=== Section Start ===
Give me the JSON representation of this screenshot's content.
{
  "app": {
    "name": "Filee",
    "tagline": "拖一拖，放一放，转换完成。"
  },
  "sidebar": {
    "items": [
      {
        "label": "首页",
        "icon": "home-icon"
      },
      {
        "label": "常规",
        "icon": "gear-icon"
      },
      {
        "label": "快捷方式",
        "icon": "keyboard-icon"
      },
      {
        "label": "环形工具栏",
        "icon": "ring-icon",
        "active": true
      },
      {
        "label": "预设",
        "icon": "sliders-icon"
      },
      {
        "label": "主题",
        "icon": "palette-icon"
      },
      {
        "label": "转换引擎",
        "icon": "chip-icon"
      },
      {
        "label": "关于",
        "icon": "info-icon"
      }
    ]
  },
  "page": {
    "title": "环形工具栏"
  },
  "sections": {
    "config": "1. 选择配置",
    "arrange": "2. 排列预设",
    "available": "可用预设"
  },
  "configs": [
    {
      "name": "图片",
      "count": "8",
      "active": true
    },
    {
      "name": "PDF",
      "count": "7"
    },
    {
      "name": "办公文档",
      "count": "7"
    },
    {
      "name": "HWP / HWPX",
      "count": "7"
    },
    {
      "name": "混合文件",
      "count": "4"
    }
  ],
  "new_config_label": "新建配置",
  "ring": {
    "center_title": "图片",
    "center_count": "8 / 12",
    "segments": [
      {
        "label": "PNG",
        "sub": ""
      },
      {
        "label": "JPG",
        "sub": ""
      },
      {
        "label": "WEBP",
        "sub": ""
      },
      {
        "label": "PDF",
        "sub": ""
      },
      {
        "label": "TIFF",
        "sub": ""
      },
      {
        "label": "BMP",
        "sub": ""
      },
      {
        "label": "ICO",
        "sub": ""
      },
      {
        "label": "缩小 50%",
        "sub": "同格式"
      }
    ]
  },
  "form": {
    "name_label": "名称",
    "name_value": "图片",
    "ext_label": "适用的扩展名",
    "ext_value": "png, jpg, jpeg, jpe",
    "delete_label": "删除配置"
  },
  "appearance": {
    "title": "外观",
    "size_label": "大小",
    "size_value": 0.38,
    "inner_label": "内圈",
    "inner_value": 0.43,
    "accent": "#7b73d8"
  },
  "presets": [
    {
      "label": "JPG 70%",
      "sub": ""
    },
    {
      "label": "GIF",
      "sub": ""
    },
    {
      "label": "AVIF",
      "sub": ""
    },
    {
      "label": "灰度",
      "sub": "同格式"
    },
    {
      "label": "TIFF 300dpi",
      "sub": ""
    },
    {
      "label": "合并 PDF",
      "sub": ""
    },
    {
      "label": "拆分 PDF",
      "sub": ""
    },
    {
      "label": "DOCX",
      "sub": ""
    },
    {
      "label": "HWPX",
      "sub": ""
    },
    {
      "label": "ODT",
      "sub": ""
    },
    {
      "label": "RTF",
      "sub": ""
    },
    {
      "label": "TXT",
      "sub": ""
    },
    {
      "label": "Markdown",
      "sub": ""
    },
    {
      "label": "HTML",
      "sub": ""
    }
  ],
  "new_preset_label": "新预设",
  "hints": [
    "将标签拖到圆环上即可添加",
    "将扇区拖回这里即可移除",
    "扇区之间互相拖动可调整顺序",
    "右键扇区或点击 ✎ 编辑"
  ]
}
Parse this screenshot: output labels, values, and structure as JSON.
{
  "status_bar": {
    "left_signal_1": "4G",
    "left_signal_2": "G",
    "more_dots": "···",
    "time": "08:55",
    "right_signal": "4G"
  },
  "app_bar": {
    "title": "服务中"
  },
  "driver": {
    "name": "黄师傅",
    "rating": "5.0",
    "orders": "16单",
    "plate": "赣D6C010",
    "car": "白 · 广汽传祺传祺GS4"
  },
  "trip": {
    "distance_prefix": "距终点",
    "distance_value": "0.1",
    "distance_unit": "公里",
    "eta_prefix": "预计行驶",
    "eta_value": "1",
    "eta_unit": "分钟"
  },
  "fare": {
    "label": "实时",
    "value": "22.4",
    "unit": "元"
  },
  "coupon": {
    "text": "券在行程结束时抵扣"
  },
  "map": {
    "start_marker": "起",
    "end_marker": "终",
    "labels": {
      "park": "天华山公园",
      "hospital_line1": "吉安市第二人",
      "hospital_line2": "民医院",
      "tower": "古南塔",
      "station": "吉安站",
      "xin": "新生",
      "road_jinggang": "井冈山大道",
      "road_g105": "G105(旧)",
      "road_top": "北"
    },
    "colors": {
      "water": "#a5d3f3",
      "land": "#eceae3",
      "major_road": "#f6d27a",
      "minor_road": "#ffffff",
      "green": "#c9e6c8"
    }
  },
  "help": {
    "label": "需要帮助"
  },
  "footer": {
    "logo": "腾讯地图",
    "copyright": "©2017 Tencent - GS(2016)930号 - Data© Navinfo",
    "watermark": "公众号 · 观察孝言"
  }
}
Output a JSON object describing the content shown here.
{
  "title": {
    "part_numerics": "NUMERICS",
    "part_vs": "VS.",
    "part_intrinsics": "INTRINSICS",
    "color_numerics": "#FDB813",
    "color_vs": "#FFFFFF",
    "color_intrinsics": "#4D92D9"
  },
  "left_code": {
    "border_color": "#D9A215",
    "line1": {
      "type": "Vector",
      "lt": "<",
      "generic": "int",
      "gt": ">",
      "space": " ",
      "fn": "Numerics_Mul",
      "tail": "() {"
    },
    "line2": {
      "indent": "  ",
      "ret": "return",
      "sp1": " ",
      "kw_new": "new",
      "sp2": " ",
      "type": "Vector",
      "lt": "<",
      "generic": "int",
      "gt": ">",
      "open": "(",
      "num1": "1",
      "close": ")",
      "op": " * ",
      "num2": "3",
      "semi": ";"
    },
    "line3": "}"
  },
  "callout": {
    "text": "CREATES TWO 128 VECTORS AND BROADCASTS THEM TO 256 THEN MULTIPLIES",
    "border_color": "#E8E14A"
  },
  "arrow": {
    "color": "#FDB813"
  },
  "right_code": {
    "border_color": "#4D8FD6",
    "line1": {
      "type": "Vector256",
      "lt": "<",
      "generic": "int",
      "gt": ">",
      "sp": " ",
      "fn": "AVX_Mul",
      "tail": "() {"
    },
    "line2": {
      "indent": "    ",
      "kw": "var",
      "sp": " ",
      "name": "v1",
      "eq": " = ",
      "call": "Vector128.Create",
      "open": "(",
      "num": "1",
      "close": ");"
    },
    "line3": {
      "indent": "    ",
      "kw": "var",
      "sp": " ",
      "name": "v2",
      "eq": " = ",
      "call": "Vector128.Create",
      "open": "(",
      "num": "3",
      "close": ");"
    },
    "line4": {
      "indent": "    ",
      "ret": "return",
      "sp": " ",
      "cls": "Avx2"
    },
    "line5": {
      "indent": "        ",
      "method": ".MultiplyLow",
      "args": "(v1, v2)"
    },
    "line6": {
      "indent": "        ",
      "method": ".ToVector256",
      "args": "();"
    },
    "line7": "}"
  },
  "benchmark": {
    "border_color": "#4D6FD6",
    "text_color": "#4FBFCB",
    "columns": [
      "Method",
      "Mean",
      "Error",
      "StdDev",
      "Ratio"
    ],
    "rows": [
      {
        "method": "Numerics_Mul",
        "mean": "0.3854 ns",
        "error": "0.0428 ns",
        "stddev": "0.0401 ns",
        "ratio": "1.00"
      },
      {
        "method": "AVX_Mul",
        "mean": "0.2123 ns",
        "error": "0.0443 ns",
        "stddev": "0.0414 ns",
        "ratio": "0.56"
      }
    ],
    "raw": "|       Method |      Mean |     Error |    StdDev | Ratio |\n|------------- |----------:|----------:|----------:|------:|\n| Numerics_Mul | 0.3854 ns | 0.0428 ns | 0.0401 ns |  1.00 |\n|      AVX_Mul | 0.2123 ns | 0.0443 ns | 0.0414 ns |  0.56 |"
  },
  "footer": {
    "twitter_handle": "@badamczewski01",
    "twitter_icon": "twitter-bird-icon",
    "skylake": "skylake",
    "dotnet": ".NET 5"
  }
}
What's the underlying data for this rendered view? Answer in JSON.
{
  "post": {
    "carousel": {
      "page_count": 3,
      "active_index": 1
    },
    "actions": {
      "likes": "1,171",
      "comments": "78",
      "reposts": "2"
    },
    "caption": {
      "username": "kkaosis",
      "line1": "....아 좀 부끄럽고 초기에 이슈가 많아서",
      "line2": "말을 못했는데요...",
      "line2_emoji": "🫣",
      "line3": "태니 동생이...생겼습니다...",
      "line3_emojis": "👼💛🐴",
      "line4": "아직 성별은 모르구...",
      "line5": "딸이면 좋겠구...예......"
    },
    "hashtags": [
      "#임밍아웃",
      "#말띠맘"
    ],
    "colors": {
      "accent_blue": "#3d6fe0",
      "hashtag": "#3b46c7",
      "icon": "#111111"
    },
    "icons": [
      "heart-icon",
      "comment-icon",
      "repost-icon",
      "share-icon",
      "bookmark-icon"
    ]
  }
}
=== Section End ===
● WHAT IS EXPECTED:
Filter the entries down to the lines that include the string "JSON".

● TASK RESULT:
Give me the JSON representation of this screenshot's content.
Parse this screenshot: output labels, values, and structure as JSON.
Output a JSON object describing the content shown here.
What's the underlying data for this rendered view? Answer in JSON.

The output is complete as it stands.